  • All academic staff who support learning will engage with processes of evaluation, reflection and research into pedagogic practice (3.5.4)
  • The fundamental purpose of assessment will be to help students learn by providing formative feedback. (3.6.2) (so obvious but so often ignored in practice)
  • Students will be expected to take responsibility for their own learning, to actively engage with feedback and assessment (3.3.1) (this is perhaps one of the key messages of the Assessment Compact)
  • Students [will have the opportunity] to provide input and play a role from the outset in the development of new programmes. (4.3.4)

From a wider educational development perspective:

  • [With our] internationally recognised in-house expertise in educational development, we commit to routinely carrying out impact assessment, review and revision of all significant academic development initiatives and of measures taken forward in the SESE and the consequent strategy maps. (4.4.3.1)

Learning technology messages

  • [People will be] able to use technology to shape their own learning environment and interactions. (3.2.2)
  • [The] curriculum will be enriched by technologies that empower students’ development as self-regulating, digitally literate learners, able to shape their own learning interactions and author their own digital artefacts. (3.4.5)
  • The physical environment will be augmented by digital environments and technologies in ways which support a distinctive Brookes learning experience (3.7.2)
  • The functional access, skills and practices necessary to become a confident, agile adopter of a range of technologies for personal, academic and professional use.
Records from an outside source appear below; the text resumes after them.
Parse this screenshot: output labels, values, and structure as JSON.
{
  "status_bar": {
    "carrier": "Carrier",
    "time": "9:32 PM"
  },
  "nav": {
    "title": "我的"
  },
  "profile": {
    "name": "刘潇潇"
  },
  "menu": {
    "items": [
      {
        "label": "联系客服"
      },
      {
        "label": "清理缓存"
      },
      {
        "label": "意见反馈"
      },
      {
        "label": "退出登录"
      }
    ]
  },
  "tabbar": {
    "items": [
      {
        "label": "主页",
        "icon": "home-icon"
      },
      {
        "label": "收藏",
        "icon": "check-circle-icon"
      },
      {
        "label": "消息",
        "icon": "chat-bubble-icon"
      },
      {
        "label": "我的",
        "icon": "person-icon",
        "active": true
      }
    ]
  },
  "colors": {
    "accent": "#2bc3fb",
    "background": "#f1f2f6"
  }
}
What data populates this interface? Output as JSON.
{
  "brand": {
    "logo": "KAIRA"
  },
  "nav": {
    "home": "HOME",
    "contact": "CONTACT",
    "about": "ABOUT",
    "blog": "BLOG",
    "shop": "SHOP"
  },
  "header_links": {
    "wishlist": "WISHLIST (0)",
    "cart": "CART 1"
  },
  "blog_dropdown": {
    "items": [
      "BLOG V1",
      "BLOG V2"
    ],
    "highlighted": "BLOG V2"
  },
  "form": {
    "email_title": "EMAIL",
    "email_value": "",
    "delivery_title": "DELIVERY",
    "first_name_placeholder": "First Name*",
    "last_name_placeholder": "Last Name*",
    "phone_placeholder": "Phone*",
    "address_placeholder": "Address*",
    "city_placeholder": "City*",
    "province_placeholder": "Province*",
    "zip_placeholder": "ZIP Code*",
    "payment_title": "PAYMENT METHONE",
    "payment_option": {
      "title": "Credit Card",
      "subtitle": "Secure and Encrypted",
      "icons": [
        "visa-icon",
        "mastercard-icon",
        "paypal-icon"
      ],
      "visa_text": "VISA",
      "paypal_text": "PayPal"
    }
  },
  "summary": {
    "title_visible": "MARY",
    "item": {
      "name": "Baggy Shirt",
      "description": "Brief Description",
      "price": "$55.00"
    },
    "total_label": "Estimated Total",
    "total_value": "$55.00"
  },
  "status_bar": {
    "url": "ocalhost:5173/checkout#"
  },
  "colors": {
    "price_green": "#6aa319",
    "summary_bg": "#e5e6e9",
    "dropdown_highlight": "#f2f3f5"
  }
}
To be able to use appropriate technology to search for high-quality information; critically to evaluate and engage with the information obtained; reflect on and record learning, and professional and personal development; and engage productively in relevant online communities. (4.1. d)